This argument seems to justify at most one generation of government schooling. Once we educate the first generation, they should then be competent to choose an education for their children. The U.S. and Britain have now had universal government schooling for at least five or six generations. If it has done a good job of educating students it should now be unnecessary, and if it has done a bad job perhaps we should try something else.

A further problem with the argument is that most of what the government schools actually teach -- or, too often, fail to teach -- is well within the comprehension of virtually all parents. Insofar as the main business of the schools is to teach children the basic skills needed to function in our society, the children’s parents are usually competent to judge how good a job is being done. Even a parent who cannot read can still tell whether his child can. And, while a few educational issues may go beyond the parents competence to judge, parents qua parents, like parents qua taxpayers, have the option of making use of other people’s expert opinion. The crucial difference between the two roles is that a parent deciding what school his child shall go to has a far stronger incentive to form as accurate an opinion as possible than does a parent deciding how to vote.

Parents have one other advantage over educational administrators -- a flood of detailed free information.
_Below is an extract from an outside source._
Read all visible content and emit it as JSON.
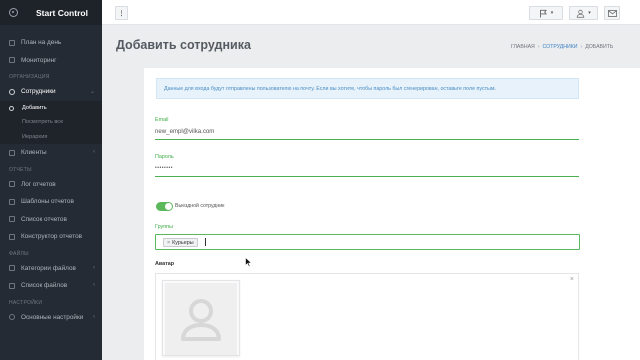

By observing their children, and by listening to them, parents can learn a great deal about how well they are being schooled. As West put it, describing the situation in England in the 19th century, "Parents were their own inspectors and, compared with official ones, they were not only much more numerous but exercised continuous rather than periodic check."8

Parental preferences have often clashed with expert educational opinion -- but it has not always been the parents who turned out to be in the wrong. Thus in Scotland, around 1800, parents "Increasingly resisted traditional parochial school emphasis on classical languages and Religion ... . Parents complained that their children did not get their due in the school By not having been teached writing." 9 Modern examples might include the controversies associated with the shift away from phonics and towards the look-see approach to teaching literacy and the introduction of the "new math" somewhat later -- both arguably among the causes of the massive decline in the output of the American school system from 1960 to 1980. Parents have to live with the results of educational experiments; the educators can always go on to a new generation of experimental subjects. As Adam Smith put it:

"Were there no public institutions for education, no system, no science would be taught for which there was not some demand; or which the circumstances of the times did not render it either necessary, or convenient, or at least fashionable, to learn. A private teacher could never find his account in teaching, either an exploded and antiquated system of a science acknowledged to be useful, or a science universally believed to be a mere useless and pedantic heap of sophistry and nonsense. Such systems, such sciences, can subsist no where, but in those incorporated societies for education whose prosperity and revenue are in a great measure independent of their reputation, and altogether independent of their industry."10

In a striking passage, E.G. West hints that much of the support for teaching children what they ought to know instead of what their parents want them to know, in the past and presumably today, depends on each expert assuming that it is his version of what children ought to know that will win out:

"The French Physiocrats wanted a national system of education because they could use it to propagate their new found knowledge of the secrets of the workings of the economy. ...For the nineteenth century cleric, the ignorance which led to crime was primarily the ignorance of the teaching of his particular church. For the utilitarian the crucial issue was ignorance of the laws of the state or in other words the want of knowledge and effective warning of the pain that would inevitably follow from certain actions. For Malthus it was the ignorance of his population principle which mattered most. Public education for him was needed to suppress the sophistries of persons such as Condorcet. The latter happened to be the successful instigator of French state education, and undoubtedly intended it to instruct according to his conception of truth." West (1975) p. 123.

David Friedman
July 7, 1993


8. West (1975)p. 36.

9. Quoted by West from C.R. Fay, Adam Smith and the Scotland of his Day, 1956, p. 51.

10. Smith (1976) Bk V, Ch 1, pt III art II, ii 301.